As well, the company remains excited about the prospects of its college business. Huseb sees a "strong pipeline" for new school contracts in fiscal 2015.
Stifel analyst David Schick who rates shares Barnes & Noble "hold," believes the company is taking the right steps to turn itself around. "We support the steps BKS is taking. Reducing costs of producing a tablet, partnering with a world class hardware brand to leverage high-margin content sales, closing stores, growing toys and games, innovating in digital education, and exploring structures to unlock shareholder value. All of this suggests management is now playing a poor hand quite well," Schick wrote.
Despite the optimis, Schick noted Barnes & Noble is not out of the woods just yet. "Financial effects of store closures will depend upon BKS driving strong recapture rates for reverse cannibalization (to nearby stores or online)," the analyst penned in the note. "Book sales remain weak but are in a slow, manageable decline. Management guidance for continued NOOK EBITDA losses next year means some investors will likely be disappointed in the amount of cost savings from the Samsung deal. NOOK cannot be fully valued in the market until investors believe in a path to positive cash flows before NOOK Media can be spun out."

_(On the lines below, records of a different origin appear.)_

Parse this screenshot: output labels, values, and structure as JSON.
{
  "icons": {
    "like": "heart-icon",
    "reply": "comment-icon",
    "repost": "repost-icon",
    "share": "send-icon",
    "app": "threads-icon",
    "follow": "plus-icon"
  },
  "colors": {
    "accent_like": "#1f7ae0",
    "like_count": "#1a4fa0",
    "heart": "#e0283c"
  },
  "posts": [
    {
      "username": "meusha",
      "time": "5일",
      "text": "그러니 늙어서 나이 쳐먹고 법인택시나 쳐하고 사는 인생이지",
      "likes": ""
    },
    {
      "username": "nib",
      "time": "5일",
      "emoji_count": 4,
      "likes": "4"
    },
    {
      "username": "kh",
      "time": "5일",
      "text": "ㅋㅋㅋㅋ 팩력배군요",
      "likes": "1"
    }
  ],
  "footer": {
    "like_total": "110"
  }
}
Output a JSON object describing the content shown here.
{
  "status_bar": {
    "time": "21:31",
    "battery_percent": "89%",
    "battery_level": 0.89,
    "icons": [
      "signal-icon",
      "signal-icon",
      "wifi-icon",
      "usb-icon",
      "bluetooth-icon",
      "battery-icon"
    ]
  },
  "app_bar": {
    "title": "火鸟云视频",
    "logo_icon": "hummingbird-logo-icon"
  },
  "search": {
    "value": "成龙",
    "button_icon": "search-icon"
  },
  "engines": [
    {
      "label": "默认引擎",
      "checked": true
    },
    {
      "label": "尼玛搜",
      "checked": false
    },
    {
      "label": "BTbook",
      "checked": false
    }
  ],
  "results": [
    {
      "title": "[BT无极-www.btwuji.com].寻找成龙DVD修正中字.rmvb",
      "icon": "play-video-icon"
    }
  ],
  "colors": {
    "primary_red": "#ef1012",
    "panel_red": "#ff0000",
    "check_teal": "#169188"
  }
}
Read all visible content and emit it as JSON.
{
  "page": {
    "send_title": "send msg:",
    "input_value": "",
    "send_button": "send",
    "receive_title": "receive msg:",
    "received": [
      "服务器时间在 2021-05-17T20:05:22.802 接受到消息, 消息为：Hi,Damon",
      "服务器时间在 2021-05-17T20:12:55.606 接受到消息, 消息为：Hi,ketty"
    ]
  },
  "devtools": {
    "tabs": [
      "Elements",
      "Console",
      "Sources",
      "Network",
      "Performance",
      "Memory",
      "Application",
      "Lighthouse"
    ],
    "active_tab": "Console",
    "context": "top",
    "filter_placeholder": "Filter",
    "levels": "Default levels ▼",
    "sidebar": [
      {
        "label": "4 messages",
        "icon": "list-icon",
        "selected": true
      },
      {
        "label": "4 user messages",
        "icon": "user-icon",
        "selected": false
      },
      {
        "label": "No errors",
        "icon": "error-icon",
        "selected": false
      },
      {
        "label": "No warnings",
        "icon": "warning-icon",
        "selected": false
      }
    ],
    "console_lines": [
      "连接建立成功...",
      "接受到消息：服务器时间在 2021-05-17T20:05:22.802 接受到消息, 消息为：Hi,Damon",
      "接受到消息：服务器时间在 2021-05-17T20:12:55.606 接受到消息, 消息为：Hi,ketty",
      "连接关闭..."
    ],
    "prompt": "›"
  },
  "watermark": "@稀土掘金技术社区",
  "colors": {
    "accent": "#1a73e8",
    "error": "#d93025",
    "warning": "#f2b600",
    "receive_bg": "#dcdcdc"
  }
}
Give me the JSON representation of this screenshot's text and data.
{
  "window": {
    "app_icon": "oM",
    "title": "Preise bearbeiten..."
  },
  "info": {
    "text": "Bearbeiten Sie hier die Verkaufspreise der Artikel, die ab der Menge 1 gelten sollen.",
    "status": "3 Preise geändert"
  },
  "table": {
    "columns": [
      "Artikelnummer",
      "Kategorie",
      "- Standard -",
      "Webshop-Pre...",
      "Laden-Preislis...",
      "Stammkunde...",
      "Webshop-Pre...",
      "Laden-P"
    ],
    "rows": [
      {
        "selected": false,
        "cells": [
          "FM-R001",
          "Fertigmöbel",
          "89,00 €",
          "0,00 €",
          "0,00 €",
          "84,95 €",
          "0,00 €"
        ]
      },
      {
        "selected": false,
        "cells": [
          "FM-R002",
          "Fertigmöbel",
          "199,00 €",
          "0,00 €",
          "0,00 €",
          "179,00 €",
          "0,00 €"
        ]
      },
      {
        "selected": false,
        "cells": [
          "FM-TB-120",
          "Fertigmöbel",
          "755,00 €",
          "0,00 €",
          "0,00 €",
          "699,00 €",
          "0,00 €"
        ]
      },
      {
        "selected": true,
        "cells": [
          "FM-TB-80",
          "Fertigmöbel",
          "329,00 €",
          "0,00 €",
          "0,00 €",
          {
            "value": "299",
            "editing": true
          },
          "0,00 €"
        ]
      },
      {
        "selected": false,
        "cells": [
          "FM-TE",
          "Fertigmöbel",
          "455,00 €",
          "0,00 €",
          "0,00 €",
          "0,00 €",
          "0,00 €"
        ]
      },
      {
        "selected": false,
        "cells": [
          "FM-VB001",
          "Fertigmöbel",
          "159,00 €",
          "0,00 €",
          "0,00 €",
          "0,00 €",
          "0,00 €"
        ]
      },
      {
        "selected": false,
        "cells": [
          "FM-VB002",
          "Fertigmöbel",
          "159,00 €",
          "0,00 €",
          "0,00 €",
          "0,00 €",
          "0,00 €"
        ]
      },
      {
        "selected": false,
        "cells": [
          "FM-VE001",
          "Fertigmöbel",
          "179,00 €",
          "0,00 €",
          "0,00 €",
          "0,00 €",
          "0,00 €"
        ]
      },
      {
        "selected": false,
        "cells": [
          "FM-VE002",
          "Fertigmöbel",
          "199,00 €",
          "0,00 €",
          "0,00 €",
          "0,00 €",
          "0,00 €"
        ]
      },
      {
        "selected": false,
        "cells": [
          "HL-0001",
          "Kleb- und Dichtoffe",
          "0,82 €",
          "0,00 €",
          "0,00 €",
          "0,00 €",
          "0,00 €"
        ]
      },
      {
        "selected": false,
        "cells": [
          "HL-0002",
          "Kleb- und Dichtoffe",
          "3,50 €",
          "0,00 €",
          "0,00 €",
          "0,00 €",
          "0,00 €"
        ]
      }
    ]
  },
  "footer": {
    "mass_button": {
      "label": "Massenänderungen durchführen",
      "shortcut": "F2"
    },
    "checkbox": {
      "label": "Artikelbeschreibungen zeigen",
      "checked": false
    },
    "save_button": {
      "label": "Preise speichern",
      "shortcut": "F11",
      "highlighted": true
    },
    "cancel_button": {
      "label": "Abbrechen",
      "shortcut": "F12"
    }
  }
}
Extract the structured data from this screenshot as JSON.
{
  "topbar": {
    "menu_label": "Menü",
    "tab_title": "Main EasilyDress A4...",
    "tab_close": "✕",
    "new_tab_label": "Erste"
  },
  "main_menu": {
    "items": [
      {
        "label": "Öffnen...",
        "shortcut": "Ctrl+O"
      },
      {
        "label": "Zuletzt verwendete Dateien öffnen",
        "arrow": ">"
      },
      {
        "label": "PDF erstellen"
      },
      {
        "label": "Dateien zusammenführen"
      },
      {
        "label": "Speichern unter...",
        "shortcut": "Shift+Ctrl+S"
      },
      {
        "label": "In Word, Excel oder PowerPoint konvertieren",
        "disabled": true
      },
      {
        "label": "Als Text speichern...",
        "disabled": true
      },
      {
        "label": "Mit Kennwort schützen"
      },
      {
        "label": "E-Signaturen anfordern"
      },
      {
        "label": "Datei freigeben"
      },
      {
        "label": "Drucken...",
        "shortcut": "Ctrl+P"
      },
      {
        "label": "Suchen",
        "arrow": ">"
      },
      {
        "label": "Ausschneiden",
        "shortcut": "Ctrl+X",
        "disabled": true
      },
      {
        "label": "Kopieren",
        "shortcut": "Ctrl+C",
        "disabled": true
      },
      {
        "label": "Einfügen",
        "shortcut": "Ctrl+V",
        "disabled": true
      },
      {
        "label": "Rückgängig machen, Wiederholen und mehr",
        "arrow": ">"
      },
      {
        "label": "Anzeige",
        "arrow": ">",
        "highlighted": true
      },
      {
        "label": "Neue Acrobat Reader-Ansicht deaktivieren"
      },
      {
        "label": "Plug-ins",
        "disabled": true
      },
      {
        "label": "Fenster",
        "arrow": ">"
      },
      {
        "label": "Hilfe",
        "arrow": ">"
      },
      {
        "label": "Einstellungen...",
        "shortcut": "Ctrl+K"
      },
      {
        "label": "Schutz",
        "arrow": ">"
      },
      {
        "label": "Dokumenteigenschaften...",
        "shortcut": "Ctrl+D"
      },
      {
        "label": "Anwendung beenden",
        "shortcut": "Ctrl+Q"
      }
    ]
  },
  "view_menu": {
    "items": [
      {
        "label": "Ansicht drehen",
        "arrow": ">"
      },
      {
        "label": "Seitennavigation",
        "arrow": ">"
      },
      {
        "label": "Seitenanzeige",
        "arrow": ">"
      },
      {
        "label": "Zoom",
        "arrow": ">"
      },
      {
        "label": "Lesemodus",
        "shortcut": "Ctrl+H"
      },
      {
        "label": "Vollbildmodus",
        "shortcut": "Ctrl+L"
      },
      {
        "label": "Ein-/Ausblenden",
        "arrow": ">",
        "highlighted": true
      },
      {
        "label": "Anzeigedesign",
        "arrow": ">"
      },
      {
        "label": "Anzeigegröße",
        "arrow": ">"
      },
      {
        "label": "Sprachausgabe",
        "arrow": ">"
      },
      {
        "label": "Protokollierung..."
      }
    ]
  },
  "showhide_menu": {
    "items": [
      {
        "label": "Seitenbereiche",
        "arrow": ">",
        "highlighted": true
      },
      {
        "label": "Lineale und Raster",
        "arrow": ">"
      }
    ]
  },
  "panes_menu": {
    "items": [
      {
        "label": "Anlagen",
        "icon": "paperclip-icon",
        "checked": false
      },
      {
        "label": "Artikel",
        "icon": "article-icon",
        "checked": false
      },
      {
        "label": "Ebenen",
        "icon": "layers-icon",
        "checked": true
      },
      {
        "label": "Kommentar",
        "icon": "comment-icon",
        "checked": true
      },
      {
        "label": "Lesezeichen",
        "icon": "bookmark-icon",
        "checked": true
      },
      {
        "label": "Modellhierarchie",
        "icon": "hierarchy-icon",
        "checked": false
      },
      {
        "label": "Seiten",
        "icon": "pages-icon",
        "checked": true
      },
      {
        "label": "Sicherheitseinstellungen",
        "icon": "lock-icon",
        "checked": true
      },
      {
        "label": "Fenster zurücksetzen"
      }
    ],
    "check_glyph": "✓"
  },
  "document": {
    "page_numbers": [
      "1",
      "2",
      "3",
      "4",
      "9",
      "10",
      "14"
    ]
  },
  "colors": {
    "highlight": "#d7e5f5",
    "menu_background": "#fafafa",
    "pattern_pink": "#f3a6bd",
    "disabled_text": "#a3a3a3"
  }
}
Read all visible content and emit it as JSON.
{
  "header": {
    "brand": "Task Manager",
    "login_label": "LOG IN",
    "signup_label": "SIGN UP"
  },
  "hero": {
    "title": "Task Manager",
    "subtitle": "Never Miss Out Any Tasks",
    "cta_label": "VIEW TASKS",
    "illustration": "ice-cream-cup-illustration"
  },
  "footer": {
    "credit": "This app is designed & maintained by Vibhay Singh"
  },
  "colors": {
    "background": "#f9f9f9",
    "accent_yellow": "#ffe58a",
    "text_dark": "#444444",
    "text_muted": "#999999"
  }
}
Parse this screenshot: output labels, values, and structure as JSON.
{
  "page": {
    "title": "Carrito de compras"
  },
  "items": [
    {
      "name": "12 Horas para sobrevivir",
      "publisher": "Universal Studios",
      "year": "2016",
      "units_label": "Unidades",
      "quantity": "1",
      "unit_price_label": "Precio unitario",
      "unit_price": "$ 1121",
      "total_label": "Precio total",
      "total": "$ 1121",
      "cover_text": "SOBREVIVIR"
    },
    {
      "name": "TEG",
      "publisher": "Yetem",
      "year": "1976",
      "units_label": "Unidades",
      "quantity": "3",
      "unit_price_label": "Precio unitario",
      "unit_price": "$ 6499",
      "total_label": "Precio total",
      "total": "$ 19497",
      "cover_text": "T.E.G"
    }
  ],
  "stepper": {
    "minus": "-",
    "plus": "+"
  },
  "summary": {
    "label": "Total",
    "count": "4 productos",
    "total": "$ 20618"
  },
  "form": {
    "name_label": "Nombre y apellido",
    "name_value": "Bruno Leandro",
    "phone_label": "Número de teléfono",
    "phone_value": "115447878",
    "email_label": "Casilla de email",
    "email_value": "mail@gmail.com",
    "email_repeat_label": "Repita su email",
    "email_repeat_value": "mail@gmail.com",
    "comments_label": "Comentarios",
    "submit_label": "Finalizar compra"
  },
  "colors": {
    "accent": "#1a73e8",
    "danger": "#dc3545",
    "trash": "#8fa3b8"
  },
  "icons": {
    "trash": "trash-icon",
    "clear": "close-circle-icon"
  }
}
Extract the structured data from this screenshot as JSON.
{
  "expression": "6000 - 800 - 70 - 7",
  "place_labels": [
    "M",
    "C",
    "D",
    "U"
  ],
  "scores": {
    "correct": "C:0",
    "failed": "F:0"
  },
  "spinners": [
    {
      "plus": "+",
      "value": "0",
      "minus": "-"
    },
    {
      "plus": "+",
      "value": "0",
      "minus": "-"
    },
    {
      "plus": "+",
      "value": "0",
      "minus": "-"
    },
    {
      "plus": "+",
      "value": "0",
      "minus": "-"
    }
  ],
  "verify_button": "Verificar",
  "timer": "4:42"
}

1. Build-A-Bear Workshop
Total Return (as of June 30): 76.95%
Price-to-earnings ratio: 47.04
Market Cap: $239.6 million
Build-A-Bear Workshop (BBW) is a classic case of fickle consumers, in this case the hardest of those to please, children. The mall-based retail chain has suffered from losses the past few years, as its core consumer snubbed the customizable stuffed animals that were once all the rage. In June 2013, the company hired as its new chief executive, Sharon Price John, the former president of Stride Rite Children's Group (a division of Wolverine Worldwide (WWW)). Price John has held positions at Hasbro (HAS) and Mattel (MAT).
Since Price John's hiring, the company has been working its way back into its customers' good graces, and investors are taking notice.
"Investor interest in the company appears to be growing," Piper Jaffray analyst Stephanie Wissink wrote a June 10 note, following a management presentation at Piper Jaffray's annual consumer conference. Wissink established coverage on the stock six days earlier with an "overweight" rating.
Build-A-Bear has also embarked on a cost-saving strategy by closing stores, as it expects to close 22 stores this year, in addition to refreshing other stores. The company currently has about 400 stores in both the U.S. and internationally.
It's also changing its revenue mix to higher margin products, Wissink noted. One thing the company has going for it is that the brand is well known, and Build-A-Bear is looking to capitalize on that, further licensing the brand into other products. It has already done so in arts and crafts, videos and sleepwear. Those partnerships account for 20-30% of overall sales, Wissink wrote. Another area where the company is looking to grow is by opening international stores through franchising.
"The company reiterated its long-term profitability targets and is focused on a combination of sales drivers and rationalizing expenses to yield operating margin expansion," the note said. "We see a mid-single digit rate in the next 2-3 years, implying $0.75+ in EPS."
First-quarter adjusted income more than doubled to $5.4 million, or 31 cents a share. However revenue fell 6% to $98 million in the quarter. "With these results, we now have five consecutive quarters of operating improvement and we look forward to continuing our progress through the balance of the year," Price John said in the May 1 earnings release.
--Written by Laurie Kulikowski in New York.